Bid for a bargain
If you’re ready to do your research and buy on the spot, there are tasty deals on repossessed or ex-fleet cars
PSSST. Wanna save big money on a late model used car? Say, $90,000?
Give or take a few thousand dollars, that’s how much one astute buyer saved on a 2015 Ferrari F12 berlinetta, with 11,000km on the clock, bought at a recent Pickles luxury car auction in Sydney for $530,000.
At a dealer, the same car would cost about $620,000 according to industry pricing guidebooks. New, the F12 is the priciest Fezza of them all, at $690,745 plus on-roads.
It’s not just supercar shoppers who can save serious cash buying at auction.
Pickles auctioneer and valuer George Abounader also puts thousands of Corollas, Camrys, Commodores, Hyundais and HiLuxes under the hammer each year on behalf of local councils, government departments, finance and leasing companies.
These cars are typically base or mid-spec automatics, two to four years old, with registration and often relatively low kilometres (20,000-50,000). The savings can be substantial compared with buying the same vehicle from a dealer.
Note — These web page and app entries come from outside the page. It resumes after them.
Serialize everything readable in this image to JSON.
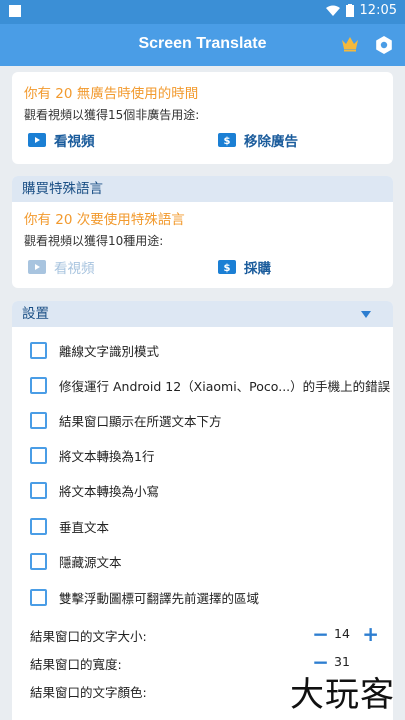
{
  "status": {
    "time": "12:05"
  },
  "appbar": {
    "title": "Screen Translate"
  },
  "card1": {
    "headline": "你有 20 無廣告時使用的時間",
    "subtitle": "觀看視頻以獲得15個非廣告用途:",
    "watch_label": "看視頻",
    "remove_label": "移除廣告"
  },
  "card2": {
    "header": "購買特殊語言",
    "headline": "你有 20 次要使用特殊語言",
    "subtitle": "觀看視頻以獲得10種用途:",
    "watch_label": "看視頻",
    "buy_label": "採購"
  },
  "settings": {
    "header": "設置",
    "options": [
      {
        "label": "離線文字識別模式",
        "checked": false
      },
      {
        "label": "修復運行 Android 12（Xiaomi、Poco...）的手機上的錯誤",
        "checked": false
      },
      {
        "label": "結果窗口顯示在所選文本下方",
        "checked": false
      },
      {
        "label": "將文本轉換為1行",
        "checked": false
      },
      {
        "label": "將文本轉換為小寫",
        "checked": false
      },
      {
        "label": "垂直文本",
        "checked": false
      },
      {
        "label": "隱藏源文本",
        "checked": false
      },
      {
        "label": "雙擊浮動圖標可翻譯先前選擇的區域",
        "checked": false
      }
    ],
    "font_size": {
      "label": "結果窗口的文字大小:",
      "value": "14"
    },
    "width": {
      "label": "結果窗口的寬度:",
      "value": "31"
    },
    "font_color": {
      "label": "結果窗口的文字顏色:"
    }
  },
  "watermark": "大玩客",
  "colors": {
    "accent": "#4a9de6",
    "orange": "#f29a2e",
    "header_bg": "#dde7f3"
  }
}
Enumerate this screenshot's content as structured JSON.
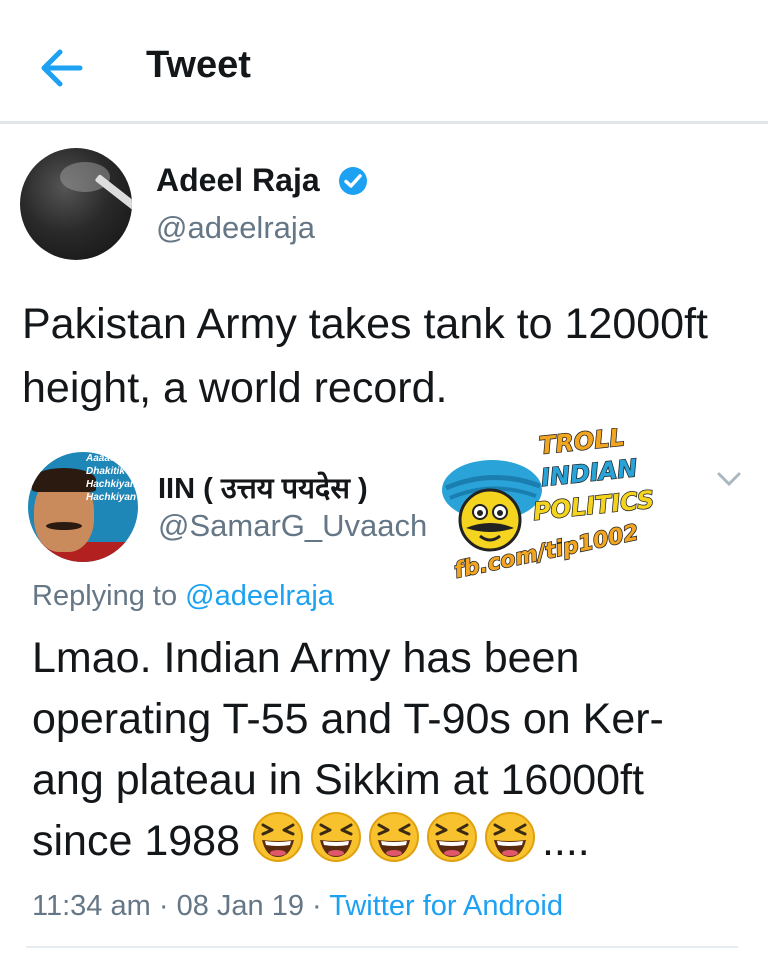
{
  "header": {
    "title": "Tweet"
  },
  "tweet": {
    "author_name": "Adeel Raja",
    "author_handle": "@adeelraja",
    "text": "Pakistan Army takes tank to 12000ft height, a world record."
  },
  "reply": {
    "author_name": "IIN ( उत्तय पयदेस )",
    "author_handle": "@SamarG_Uvaach",
    "avatar_caption": [
      "Aaaao",
      "Dhakitik",
      "Hachkiyan",
      "Hachkiyan"
    ],
    "replying_prefix": "Replying to",
    "replying_to": "@adeelraja",
    "text_lines": [
      "Lmao. Indian Army has been",
      "operating T-55 and T-90s on Ker-",
      "ang plateau in Sikkim at 16000ft"
    ],
    "last_line_text": "since 1988",
    "last_line_suffix": "....",
    "emoji_icon": "laughing-squint-face",
    "emoji_count": 5,
    "time": "11:34 am",
    "date": "08 Jan 19",
    "separator": "·",
    "source": "Twitter for Android"
  },
  "watermark": {
    "lines": [
      "TROLL",
      "INDIAN",
      "POLITICS"
    ],
    "url": "fb.com/tip1002"
  },
  "colors": {
    "accent": "#1da1f2",
    "secondary_text": "#657786",
    "primary_text": "#14171a"
  }
}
all, dealers buy stock at auctions too. The same cars end up on used car lots with a markup of several thousand dollars.
Let’s take a hypothetical guidebook example, the ubiquitous Toyota Camry Altise. White, of course. A 2014 model with 30,000km will cost you $19,000-$20,000 at a dealer. The same car at auction will fetch $15,000-$16,000.
A 2014 VF Holden Calais 3.6-litre V6, perhaps the exAfter mayoral chariot, with the same kilometres is worth about $30,000 at a dealer; at auction, it’s about $25,000.
“Buying at auction, you can save thousands of dollars on these types of cars,” Abounader says. “Most will have a few bumps and bruises, but fleet and government cars usually have a logbook, which will tell you who owned the car, and service records. If the car still has some manufacturer’s warranty left on it, that’s transferable to you as the new owner.”
Pickles puts a list of cars at each of its auctions online at pickles.com.au in the week leading up to the auction. There are photos of each car, details such as kilometres travelled, and a condition report, which is basically a walk-around that identifies battle scars such as dings, chips and scrapes.